moisture separators, a filter/lubricator/regulator, an OSHA safety valve (velocity fuse), a tool oiler/lubricator, a cold-weather package to prevent freeze-ups, a remote instrument panel, an air after cooler, and a remote fuel tank, along with maintenance kits, air hoses, hose reels, and fittings. Stylianos set up his Viper™ with an electric hose reel from where it sits in the back of the truck. “When we’re done servicing a property, we press a button and then guide the hose back in its reel,” he says.

Irrigation Company Derives Return on Investment
Stylianos says his crew can travel up to 45 miles from the shop with the tow-behind air compressor. “It’s a little bit overkill sometimes, especially when doing a residential closing or a blowout,” he says of using the tow-behind compressor. “The fuel tank is much larger than the Viper’s, but it also burns much more fuel than the Vanair Viper™.” While Stylianos intended to use the Viper™ as a backup machine a few times during the season, it is now the go-to machine a few times a week, to winterize numerous properties that require a blowout. Stylianos says the Viper™ is powerful enough “On some irrigation systems we maintain; we can physically winterize two sections at a time, which does require more volume of air for the machine to produce. Instead of waiting two to three minutes to do one zone, we’re doing two of those at once, getting us off the property sooner and proceeding to the next location.”

Stylianos is impressed with the Viper’s nine-gallon internal diesel fuel tank, which “will keep us running almost all day long without refilling,” he says. He also likes that the Viper™ is powered by a three cylinder, 24.8 HP Kubota® Tier 4 certified engine. Kubota® is the same engine manufacturer of the engine in the company’s larger tow-behind air compressor and with which he has had success. “The engine will speed up when larger air volume is in demand, and when it’s not, it just reduces its efficiency downward to conserve fuel,” he says of the Viper™ ‘s variable speed
control. “We also use this machine on light commercial properties, and it works perfectly. It really doesn’t consume a lot of fuel. I like to say it just sips fuel.” Stylianos previously had concerns about not being able to determine how much fuel was being used in a day, given the Viper™ unit is mounted in the back of a small truck, were alleviated when he noted that the fuel gauge is built into the LCD display. He also likes that the unit runs quietly. Plus, “there’s the ease of not worrying about losing 10 to 15 minutes backing down a steep driveway. My neck is very happy,” he says. “I’m not having to twist and back up looking for obstacles. It is one of the biggest benefits we’ve enjoyed from the machine.”
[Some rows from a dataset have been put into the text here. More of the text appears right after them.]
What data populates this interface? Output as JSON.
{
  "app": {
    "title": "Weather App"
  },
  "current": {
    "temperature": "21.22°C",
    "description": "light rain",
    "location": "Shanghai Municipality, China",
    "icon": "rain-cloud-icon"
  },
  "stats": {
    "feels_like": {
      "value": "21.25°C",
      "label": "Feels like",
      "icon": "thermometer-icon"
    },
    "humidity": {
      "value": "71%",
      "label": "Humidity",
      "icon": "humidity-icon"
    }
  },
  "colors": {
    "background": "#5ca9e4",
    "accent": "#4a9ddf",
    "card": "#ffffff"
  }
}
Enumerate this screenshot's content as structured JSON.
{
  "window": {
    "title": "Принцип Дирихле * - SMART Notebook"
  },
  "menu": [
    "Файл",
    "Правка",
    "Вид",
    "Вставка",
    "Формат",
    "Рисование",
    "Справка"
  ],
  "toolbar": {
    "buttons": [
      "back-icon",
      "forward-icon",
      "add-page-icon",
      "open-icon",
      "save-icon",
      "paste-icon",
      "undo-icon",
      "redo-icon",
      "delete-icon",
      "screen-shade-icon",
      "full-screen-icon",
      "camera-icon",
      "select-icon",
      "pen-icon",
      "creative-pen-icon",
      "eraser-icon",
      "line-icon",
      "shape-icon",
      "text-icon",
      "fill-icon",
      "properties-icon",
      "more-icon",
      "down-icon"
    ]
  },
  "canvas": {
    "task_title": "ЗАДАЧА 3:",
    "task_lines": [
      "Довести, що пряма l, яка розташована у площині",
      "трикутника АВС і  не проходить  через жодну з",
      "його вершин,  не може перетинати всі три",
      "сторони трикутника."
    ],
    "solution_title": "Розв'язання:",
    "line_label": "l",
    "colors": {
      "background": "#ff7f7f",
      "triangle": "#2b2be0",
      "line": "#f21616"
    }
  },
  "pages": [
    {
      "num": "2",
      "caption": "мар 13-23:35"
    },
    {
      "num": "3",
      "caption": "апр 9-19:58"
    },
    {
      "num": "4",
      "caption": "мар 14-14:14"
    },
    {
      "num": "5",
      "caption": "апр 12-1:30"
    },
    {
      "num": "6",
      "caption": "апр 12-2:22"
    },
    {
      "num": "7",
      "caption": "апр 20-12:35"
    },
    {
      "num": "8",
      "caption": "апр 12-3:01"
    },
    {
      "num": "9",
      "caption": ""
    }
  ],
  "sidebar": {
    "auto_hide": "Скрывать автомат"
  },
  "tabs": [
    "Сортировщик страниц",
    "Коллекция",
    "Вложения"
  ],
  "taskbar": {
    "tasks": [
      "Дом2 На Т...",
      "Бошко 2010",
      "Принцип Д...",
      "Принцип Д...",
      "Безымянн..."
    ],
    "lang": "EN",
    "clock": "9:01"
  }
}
Stylianos also appreciates that not only was the Vanair Engineering Team responsive to his many
questions before purchasing the unit, but after the sale as well. “I talked to real human beings, and they
were very professional, attentive, and courteous,” he says. “I can’t say enough about Vanair’s customer
service. They told me to call back if I had any other further questions.” No sooner did Stylianos start
using the Viper™ then he decided he’d be outfitting another truck with a Viper™ in the future. “Like a
kid in a candy store, when I saw it, I said we had to try it,” he says. “After the first day, I told a co-worker
that we should have gotten this or a few of these a long time ago!”